▸ DATASET RECORDS
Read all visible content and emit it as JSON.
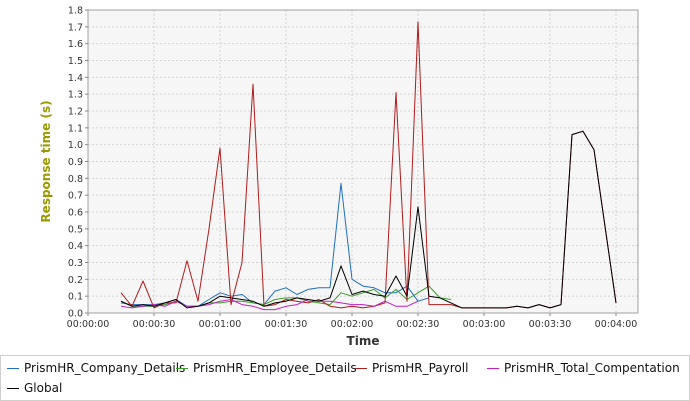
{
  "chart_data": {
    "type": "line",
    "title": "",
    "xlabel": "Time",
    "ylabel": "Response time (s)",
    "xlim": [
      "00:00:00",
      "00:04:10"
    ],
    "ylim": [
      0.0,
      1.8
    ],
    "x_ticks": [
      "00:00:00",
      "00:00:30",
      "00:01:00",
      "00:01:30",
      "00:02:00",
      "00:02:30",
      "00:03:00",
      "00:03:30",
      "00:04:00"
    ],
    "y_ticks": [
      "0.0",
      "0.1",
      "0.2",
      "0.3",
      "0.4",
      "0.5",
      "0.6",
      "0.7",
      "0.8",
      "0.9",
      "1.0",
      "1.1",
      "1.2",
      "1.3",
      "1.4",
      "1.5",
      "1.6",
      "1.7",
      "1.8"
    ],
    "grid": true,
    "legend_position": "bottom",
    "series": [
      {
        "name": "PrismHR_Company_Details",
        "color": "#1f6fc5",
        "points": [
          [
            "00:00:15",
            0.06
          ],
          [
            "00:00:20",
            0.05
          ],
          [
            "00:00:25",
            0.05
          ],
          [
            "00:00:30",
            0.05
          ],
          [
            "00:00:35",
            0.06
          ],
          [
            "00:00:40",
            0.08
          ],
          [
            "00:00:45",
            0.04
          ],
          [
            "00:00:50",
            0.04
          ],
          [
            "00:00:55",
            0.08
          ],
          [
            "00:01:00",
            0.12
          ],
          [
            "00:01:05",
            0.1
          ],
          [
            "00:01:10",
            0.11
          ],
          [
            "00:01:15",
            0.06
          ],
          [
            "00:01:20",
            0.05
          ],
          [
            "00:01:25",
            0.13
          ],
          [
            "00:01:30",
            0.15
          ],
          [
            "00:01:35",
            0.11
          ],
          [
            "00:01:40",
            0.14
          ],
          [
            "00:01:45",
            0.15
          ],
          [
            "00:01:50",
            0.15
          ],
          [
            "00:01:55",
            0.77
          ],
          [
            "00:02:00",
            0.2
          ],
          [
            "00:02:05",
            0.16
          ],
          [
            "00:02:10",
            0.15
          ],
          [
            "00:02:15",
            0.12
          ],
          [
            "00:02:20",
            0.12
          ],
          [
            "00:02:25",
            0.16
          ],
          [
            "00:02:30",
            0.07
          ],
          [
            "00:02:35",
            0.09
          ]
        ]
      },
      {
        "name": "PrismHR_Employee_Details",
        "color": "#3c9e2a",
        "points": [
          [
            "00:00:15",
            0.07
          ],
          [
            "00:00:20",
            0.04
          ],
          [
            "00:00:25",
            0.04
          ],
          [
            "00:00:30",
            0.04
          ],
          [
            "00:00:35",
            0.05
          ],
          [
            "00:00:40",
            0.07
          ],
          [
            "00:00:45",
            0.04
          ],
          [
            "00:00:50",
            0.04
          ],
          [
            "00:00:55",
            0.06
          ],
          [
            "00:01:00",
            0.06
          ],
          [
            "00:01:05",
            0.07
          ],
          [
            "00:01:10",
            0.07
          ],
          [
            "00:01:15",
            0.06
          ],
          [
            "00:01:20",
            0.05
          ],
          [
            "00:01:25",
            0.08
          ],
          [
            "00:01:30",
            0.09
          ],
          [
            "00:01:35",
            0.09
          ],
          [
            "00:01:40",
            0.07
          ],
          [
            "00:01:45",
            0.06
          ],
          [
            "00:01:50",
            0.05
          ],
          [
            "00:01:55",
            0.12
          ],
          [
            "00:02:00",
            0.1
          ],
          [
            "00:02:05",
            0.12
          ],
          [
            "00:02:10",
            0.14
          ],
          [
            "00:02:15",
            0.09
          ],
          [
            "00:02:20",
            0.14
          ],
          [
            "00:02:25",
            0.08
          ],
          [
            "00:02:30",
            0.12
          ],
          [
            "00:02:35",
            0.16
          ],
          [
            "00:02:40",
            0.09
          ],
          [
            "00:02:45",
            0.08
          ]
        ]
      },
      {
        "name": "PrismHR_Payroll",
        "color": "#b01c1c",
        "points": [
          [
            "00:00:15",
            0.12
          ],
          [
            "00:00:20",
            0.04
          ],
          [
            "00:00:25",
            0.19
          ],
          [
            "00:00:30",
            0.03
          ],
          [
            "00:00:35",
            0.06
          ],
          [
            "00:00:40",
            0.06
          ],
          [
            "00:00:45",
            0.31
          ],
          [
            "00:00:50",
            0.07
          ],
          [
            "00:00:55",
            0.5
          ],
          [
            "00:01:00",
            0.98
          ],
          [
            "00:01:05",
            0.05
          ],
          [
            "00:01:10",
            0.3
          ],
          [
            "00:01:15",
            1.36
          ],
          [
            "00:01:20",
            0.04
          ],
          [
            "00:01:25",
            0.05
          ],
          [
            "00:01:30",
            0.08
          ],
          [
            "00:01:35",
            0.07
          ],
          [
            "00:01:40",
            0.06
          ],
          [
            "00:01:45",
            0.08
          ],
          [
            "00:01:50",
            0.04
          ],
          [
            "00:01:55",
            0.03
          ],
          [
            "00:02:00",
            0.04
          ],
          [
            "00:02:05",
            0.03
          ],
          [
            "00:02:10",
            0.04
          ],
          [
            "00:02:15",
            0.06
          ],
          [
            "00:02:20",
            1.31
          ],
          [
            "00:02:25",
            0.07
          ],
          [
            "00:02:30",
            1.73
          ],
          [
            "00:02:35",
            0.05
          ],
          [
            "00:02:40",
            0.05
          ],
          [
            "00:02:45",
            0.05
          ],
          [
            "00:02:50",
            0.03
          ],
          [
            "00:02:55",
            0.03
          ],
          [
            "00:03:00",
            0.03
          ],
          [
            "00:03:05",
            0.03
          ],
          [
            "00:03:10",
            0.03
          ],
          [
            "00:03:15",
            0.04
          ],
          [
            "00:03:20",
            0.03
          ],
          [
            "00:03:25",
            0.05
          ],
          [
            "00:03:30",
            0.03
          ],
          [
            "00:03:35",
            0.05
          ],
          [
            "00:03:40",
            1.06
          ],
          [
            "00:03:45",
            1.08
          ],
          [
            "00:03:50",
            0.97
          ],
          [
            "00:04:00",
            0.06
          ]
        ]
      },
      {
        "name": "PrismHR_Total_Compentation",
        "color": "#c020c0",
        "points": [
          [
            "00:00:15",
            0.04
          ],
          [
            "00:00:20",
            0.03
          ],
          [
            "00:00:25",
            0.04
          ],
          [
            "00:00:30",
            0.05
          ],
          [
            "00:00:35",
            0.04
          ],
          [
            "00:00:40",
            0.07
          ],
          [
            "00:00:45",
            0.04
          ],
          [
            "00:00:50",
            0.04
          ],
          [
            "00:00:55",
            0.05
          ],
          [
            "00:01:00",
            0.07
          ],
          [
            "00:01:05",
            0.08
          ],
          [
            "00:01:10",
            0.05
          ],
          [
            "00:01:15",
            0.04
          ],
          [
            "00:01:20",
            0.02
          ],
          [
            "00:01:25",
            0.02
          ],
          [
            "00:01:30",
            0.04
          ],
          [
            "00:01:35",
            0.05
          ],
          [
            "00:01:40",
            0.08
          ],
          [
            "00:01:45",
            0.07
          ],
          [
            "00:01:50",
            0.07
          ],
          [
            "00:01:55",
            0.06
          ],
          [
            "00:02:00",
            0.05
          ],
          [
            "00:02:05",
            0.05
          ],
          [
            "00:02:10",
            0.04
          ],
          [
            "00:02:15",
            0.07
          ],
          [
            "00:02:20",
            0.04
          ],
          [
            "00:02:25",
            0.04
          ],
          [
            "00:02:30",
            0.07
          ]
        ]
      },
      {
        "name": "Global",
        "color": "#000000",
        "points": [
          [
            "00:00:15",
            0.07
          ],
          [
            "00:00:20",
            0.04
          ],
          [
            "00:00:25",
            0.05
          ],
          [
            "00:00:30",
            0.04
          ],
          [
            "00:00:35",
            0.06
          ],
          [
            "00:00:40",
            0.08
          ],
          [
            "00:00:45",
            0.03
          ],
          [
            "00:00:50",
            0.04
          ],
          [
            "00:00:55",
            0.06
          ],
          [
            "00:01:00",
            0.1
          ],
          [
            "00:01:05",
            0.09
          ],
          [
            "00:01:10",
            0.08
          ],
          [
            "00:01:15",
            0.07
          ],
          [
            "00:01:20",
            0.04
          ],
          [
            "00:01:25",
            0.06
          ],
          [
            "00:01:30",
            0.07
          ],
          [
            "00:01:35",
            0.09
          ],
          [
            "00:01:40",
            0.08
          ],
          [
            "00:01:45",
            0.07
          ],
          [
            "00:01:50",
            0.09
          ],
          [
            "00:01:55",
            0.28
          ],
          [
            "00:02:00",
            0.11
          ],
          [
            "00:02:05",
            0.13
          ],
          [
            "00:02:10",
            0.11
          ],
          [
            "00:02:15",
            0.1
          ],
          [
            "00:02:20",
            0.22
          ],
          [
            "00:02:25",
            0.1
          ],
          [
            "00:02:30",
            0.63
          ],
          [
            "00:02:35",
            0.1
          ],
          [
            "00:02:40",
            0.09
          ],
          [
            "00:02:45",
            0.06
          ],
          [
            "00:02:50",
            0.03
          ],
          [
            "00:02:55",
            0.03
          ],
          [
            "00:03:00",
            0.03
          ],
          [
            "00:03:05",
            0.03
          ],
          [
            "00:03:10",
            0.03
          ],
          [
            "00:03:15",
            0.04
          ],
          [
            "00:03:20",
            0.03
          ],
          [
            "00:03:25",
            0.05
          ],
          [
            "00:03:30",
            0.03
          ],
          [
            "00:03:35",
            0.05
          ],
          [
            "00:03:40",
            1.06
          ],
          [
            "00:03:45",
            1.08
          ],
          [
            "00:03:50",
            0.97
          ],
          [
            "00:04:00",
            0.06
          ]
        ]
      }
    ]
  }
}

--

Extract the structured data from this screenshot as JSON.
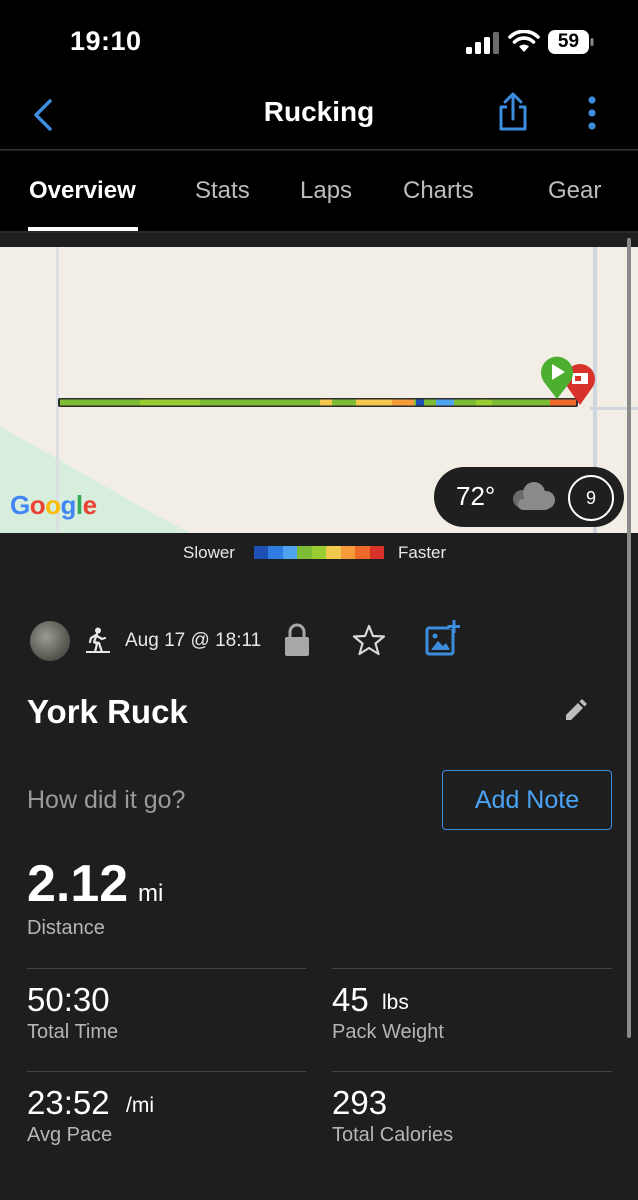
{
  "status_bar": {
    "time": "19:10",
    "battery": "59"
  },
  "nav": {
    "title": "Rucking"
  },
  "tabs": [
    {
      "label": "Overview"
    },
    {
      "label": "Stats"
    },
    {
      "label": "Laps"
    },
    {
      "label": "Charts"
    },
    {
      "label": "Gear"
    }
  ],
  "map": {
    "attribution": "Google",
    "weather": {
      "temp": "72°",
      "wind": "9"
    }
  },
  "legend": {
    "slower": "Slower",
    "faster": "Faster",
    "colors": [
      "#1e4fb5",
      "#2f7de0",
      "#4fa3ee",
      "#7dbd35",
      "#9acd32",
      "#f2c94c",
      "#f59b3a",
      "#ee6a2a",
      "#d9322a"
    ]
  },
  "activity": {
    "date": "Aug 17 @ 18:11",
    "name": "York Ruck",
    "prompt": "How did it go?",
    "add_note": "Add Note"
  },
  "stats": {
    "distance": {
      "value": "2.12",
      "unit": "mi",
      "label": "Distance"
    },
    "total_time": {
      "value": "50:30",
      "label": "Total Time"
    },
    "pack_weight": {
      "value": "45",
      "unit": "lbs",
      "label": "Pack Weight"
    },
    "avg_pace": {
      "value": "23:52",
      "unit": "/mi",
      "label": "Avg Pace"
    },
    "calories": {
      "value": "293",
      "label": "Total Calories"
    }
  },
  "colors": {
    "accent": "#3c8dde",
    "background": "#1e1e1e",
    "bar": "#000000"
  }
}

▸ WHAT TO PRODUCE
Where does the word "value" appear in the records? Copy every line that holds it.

▸ ANSWER SPACE
      "value": "2.12",
      "value": "50:30",
      "value": "45",
      "value": "23:52",
      "value": "293",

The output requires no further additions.